### WHAT THE TASK REQUIRES
Go through the data below line by line. Give only the number of lines that contain "regulation".

### ENTRIES SUPPLIED
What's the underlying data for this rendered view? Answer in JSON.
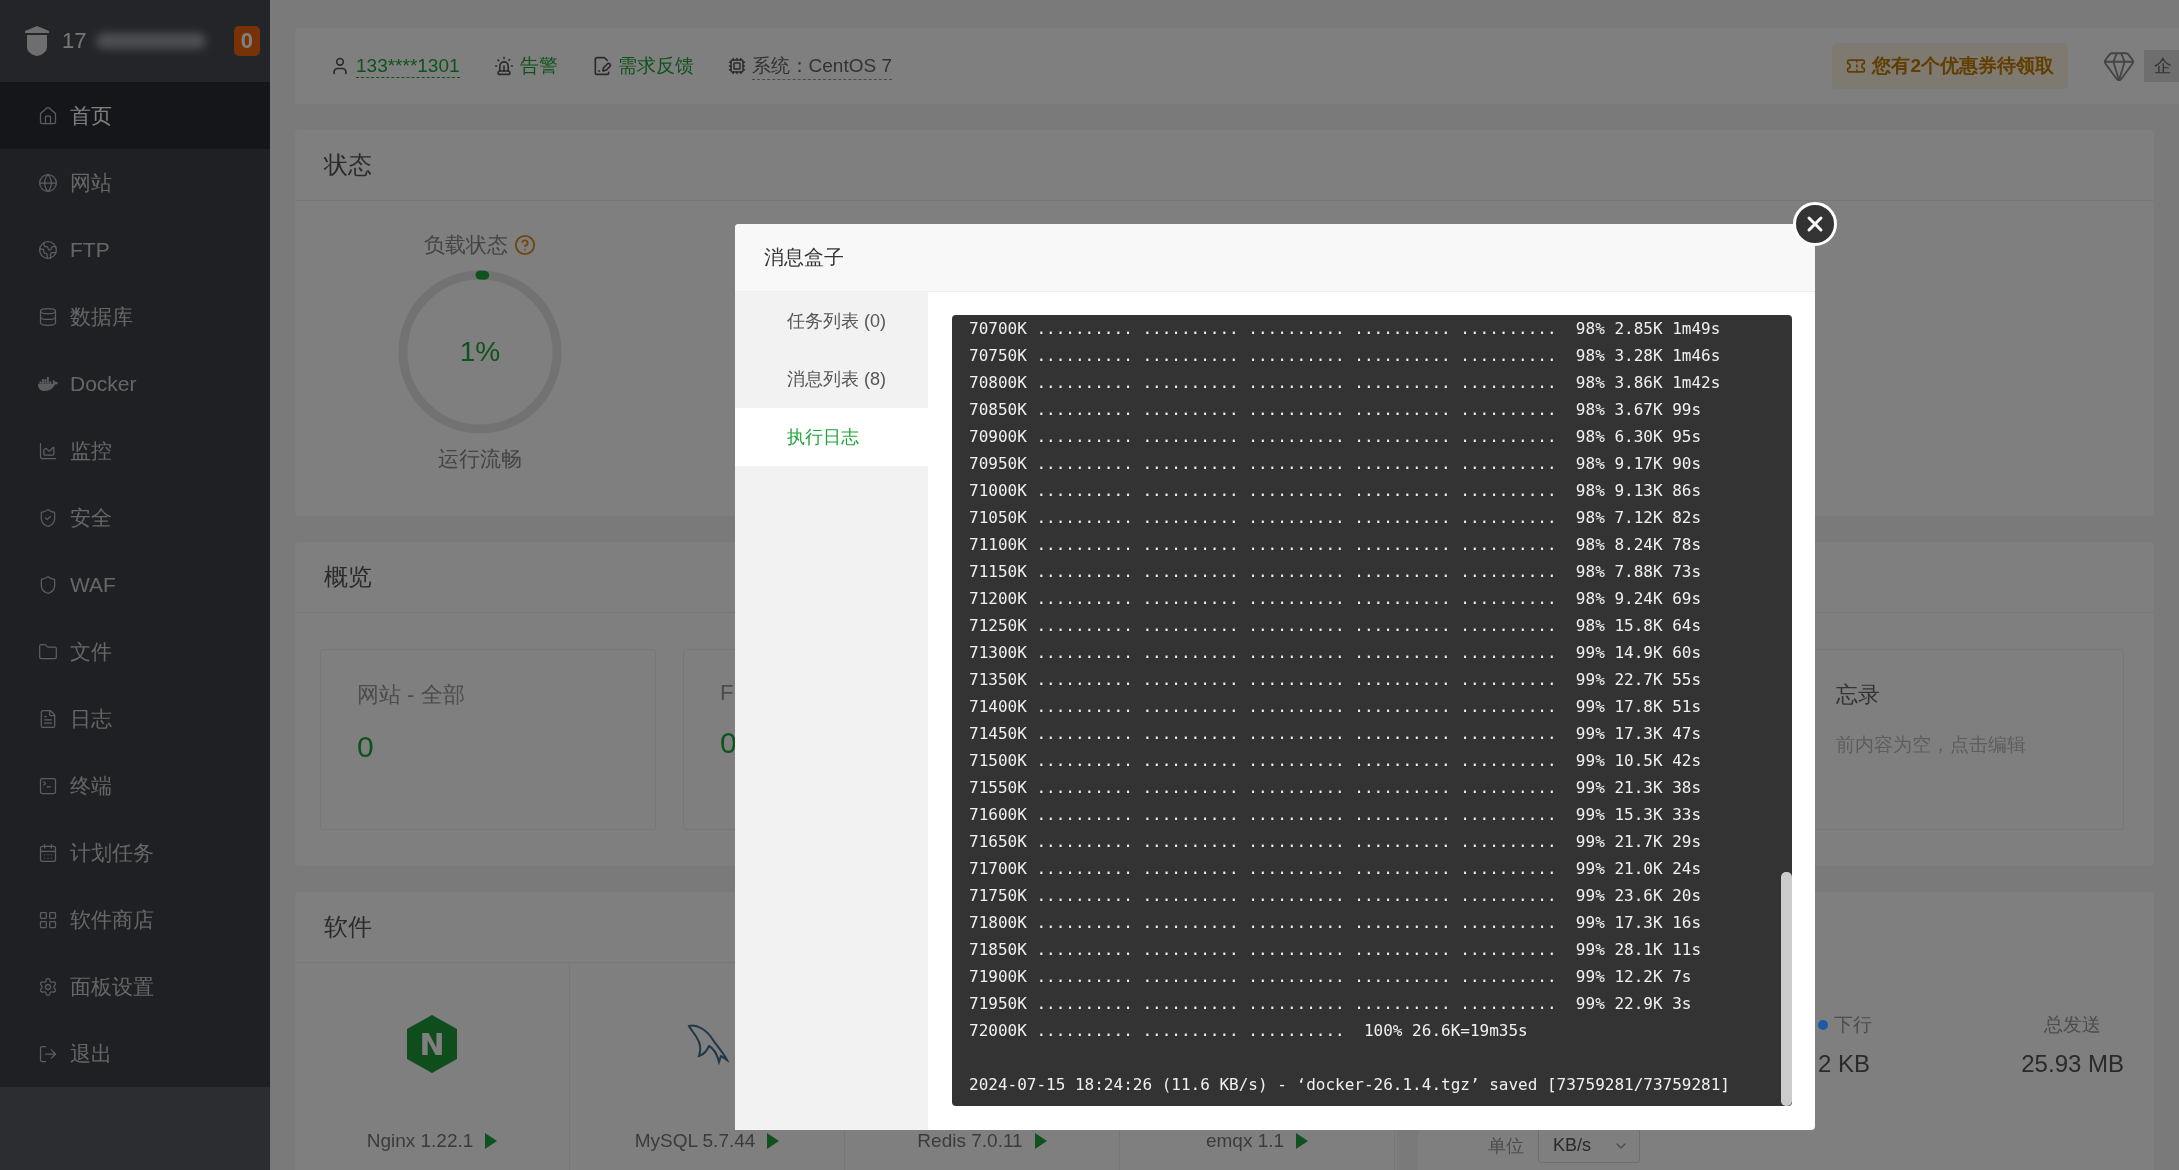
{
  "sidebar": {
    "brand": "17",
    "badge": "0",
    "items": [
      {
        "kind": "home",
        "label": "首页",
        "selected": true
      },
      {
        "kind": "globe",
        "label": "网站",
        "selected": false
      },
      {
        "kind": "ftp",
        "label": "FTP",
        "selected": false
      },
      {
        "kind": "database",
        "label": "数据库",
        "selected": false
      },
      {
        "kind": "docker",
        "label": "Docker",
        "selected": false
      },
      {
        "kind": "monitor",
        "label": "监控",
        "selected": false
      },
      {
        "kind": "security",
        "label": "安全",
        "selected": false
      },
      {
        "kind": "waf",
        "label": "WAF",
        "selected": false
      },
      {
        "kind": "files",
        "label": "文件",
        "selected": false
      },
      {
        "kind": "logs",
        "label": "日志",
        "selected": false
      },
      {
        "kind": "terminal",
        "label": "终端",
        "selected": false
      },
      {
        "kind": "cron",
        "label": "计划任务",
        "selected": false
      },
      {
        "kind": "store",
        "label": "软件商店",
        "selected": false
      },
      {
        "kind": "settings",
        "label": "面板设置",
        "selected": false
      },
      {
        "kind": "logout",
        "label": "退出",
        "selected": false
      }
    ]
  },
  "header": {
    "account": "133****1301",
    "alert": "告警",
    "feedback": "需求反馈",
    "system": "系统：CentOS 7",
    "coupon": "您有2个优惠券待领取",
    "edition": "企"
  },
  "status": {
    "title": "状态",
    "load": {
      "label": "负载状态",
      "level": 0.01,
      "value": "1%",
      "caption": "运行流畅"
    }
  },
  "overview": {
    "title": "概览",
    "cards": [
      {
        "label": "网站 - 全部",
        "value": "0"
      },
      {
        "label": "F",
        "value": "0"
      }
    ],
    "memo": {
      "title": "忘录",
      "hint": "前内容为空，点击编辑"
    }
  },
  "software": {
    "title": "软件",
    "items": [
      {
        "kind": "nginx",
        "logo": "N",
        "name": "Nginx 1.22.1"
      },
      {
        "kind": "mysql",
        "name": "MySQL 5.7.44"
      },
      {
        "kind": "redis",
        "name": "Redis 7.0.11"
      },
      {
        "kind": "emqx",
        "name": "emqx 1.1"
      }
    ]
  },
  "network": {
    "stats": [
      {
        "label": "下行",
        "value": "2 KB",
        "color": "#1c5aa8"
      },
      {
        "label": "总发送",
        "value": "25.93 MB"
      }
    ],
    "unit_label": "单位",
    "unit": "KB/s"
  },
  "modal": {
    "title": "消息盒子",
    "tabs": [
      {
        "label": "任务列表 (0)",
        "selected": false
      },
      {
        "label": "消息列表 (8)",
        "selected": false
      },
      {
        "label": "执行日志",
        "selected": true
      }
    ],
    "log": {
      "lines": [
        "70700K .......... .......... .......... .......... ..........  98% 2.85K 1m49s",
        "70750K .......... .......... .......... .......... ..........  98% 3.28K 1m46s",
        "70800K .......... .......... .......... .......... ..........  98% 3.86K 1m42s",
        "70850K .......... .......... .......... .......... ..........  98% 3.67K 99s",
        "70900K .......... .......... .......... .......... ..........  98% 6.30K 95s",
        "70950K .......... .......... .......... .......... ..........  98% 9.17K 90s",
        "71000K .......... .......... .......... .......... ..........  98% 9.13K 86s",
        "71050K .......... .......... .......... .......... ..........  98% 7.12K 82s",
        "71100K .......... .......... .......... .......... ..........  98% 8.24K 78s",
        "71150K .......... .......... .......... .......... ..........  98% 7.88K 73s",
        "71200K .......... .......... .......... .......... ..........  98% 9.24K 69s",
        "71250K .......... .......... .......... .......... ..........  98% 15.8K 64s",
        "71300K .......... .......... .......... .......... ..........  99% 14.9K 60s",
        "71350K .......... .......... .......... .......... ..........  99% 22.7K 55s",
        "71400K .......... .......... .......... .......... ..........  99% 17.8K 51s",
        "71450K .......... .......... .......... .......... ..........  99% 17.3K 47s",
        "71500K .......... .......... .......... .......... ..........  99% 10.5K 42s",
        "71550K .......... .......... .......... .......... ..........  99% 21.3K 38s",
        "71600K .......... .......... .......... .......... ..........  99% 15.3K 33s",
        "71650K .......... .......... .......... .......... ..........  99% 21.7K 29s",
        "71700K .......... .......... .......... .......... ..........  99% 21.0K 24s",
        "71750K .......... .......... .......... .......... ..........  99% 23.6K 20s",
        "71800K .......... .......... .......... .......... ..........  99% 17.3K 16s",
        "71850K .......... .......... .......... .......... ..........  99% 28.1K 11s",
        "71900K .......... .......... .......... .......... ..........  99% 12.2K 7s",
        "71950K .......... .......... .......... .......... ..........  99% 22.9K 3s",
        "72000K .......... .......... ..........  100% 26.6K=19m35s"
      ],
      "summary": "2024-07-15 18:24:26 (11.6 KB/s) - ‘docker-26.1.4.tgz’ saved [73759281/73759281]"
    }
  }
}
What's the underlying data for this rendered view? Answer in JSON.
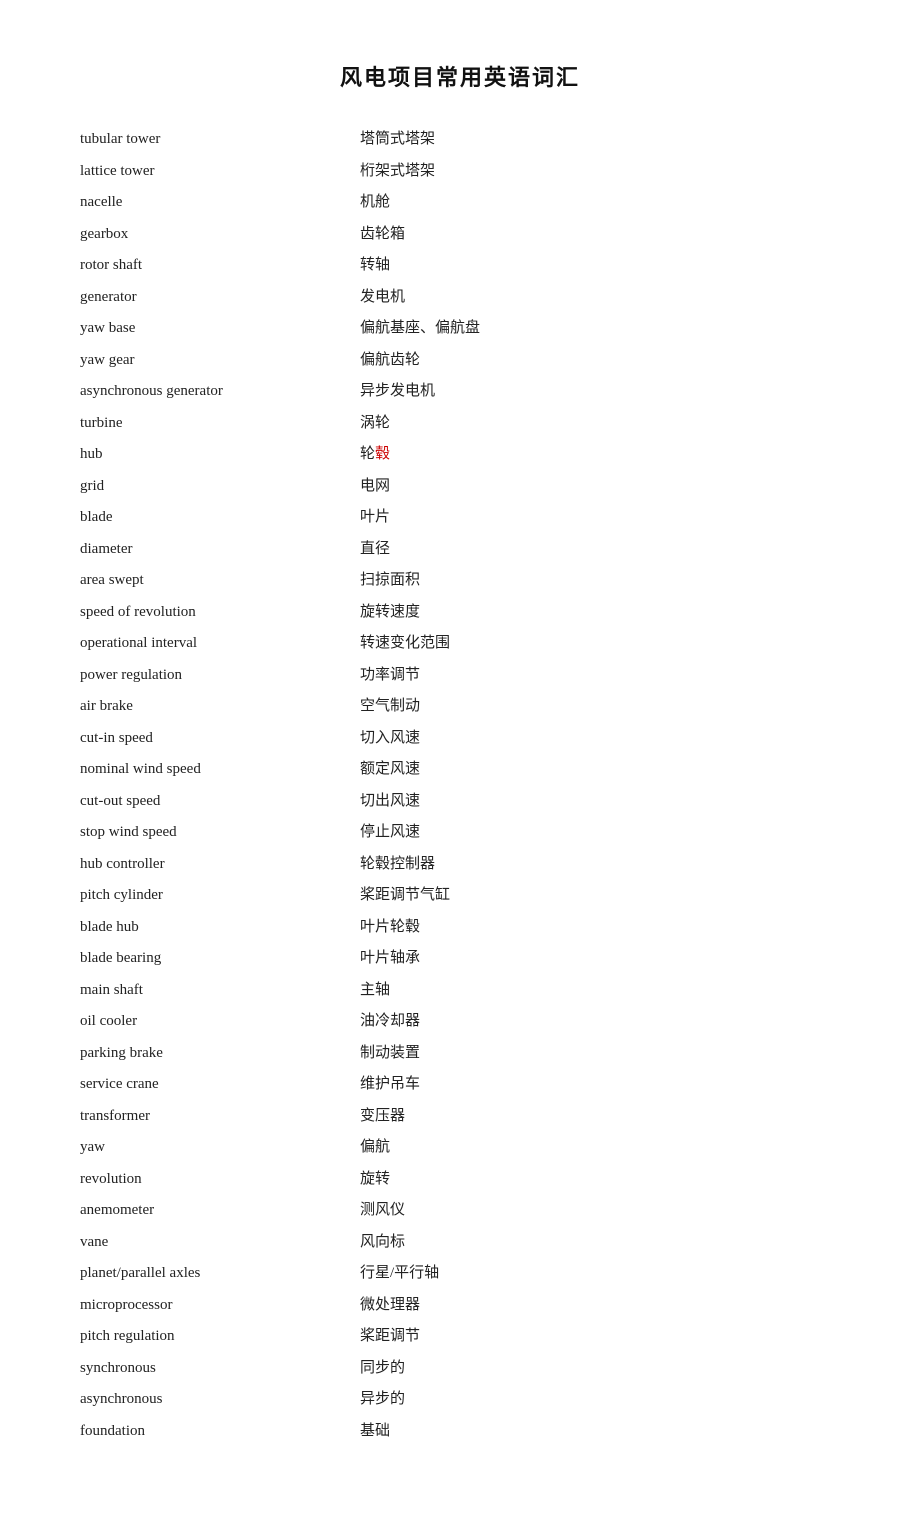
{
  "title": "风电项目常用英语词汇",
  "vocab": [
    {
      "en": "tubular tower",
      "zh": "塔筒式塔架"
    },
    {
      "en": "lattice tower",
      "zh": "桁架式塔架"
    },
    {
      "en": "nacelle",
      "zh": "机舱"
    },
    {
      "en": "gearbox",
      "zh": "齿轮箱"
    },
    {
      "en": "rotor shaft",
      "zh": "转轴"
    },
    {
      "en": "generator",
      "zh": "发电机"
    },
    {
      "en": "yaw base",
      "zh": "偏航基座、偏航盘"
    },
    {
      "en": "yaw gear",
      "zh": "偏航齿轮"
    },
    {
      "en": "asynchronous generator",
      "zh": "异步发电机"
    },
    {
      "en": "turbine",
      "zh": "涡轮"
    },
    {
      "en": "hub",
      "zh": "轮毂",
      "highlight_zh": true,
      "highlight_start": 1,
      "highlight_end": 2
    },
    {
      "en": "grid",
      "zh": "电网"
    },
    {
      "en": "blade",
      "zh": "叶片"
    },
    {
      "en": "diameter",
      "zh": "直径"
    },
    {
      "en": "area swept",
      "zh": "扫掠面积"
    },
    {
      "en": "speed of revolution",
      "zh": "旋转速度"
    },
    {
      "en": "operational interval",
      "zh": "转速变化范围"
    },
    {
      "en": "power regulation",
      "zh": "功率调节"
    },
    {
      "en": "air brake",
      "zh": "空气制动"
    },
    {
      "en": "cut-in speed",
      "zh": "切入风速"
    },
    {
      "en": "nominal wind speed",
      "zh": "额定风速"
    },
    {
      "en": "cut-out speed",
      "zh": "切出风速"
    },
    {
      "en": "stop wind speed",
      "zh": "停止风速"
    },
    {
      "en": "hub controller",
      "zh": "轮毂控制器"
    },
    {
      "en": "pitch cylinder",
      "zh": "桨距调节气缸"
    },
    {
      "en": "blade hub",
      "zh": "叶片轮毂"
    },
    {
      "en": "blade bearing",
      "zh": "叶片轴承"
    },
    {
      "en": "main shaft",
      "zh": "主轴"
    },
    {
      "en": "oil cooler",
      "zh": "油冷却器"
    },
    {
      "en": "parking brake",
      "zh": "制动装置"
    },
    {
      "en": "service crane",
      "zh": "维护吊车"
    },
    {
      "en": "transformer",
      "zh": "变压器"
    },
    {
      "en": "yaw",
      "zh": "偏航"
    },
    {
      "en": "revolution",
      "zh": "旋转"
    },
    {
      "en": "anemometer",
      "zh": "测风仪"
    },
    {
      "en": "vane",
      "zh": "风向标"
    },
    {
      "en": "planet/parallel axles",
      "zh": "行星/平行轴"
    },
    {
      "en": "microprocessor",
      "zh": "微处理器"
    },
    {
      "en": "pitch regulation",
      "zh": "桨距调节"
    },
    {
      "en": "synchronous",
      "zh": "同步的"
    },
    {
      "en": "asynchronous",
      "zh": "异步的"
    },
    {
      "en": "foundation",
      "zh": "基础"
    }
  ]
}
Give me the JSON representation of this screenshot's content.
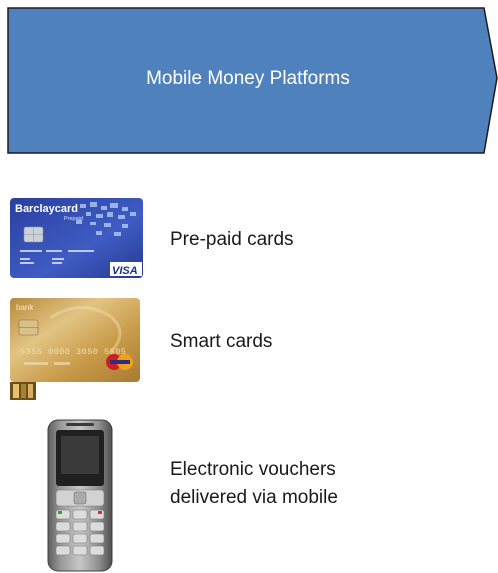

### SOLUTION FOR THIS TASK
2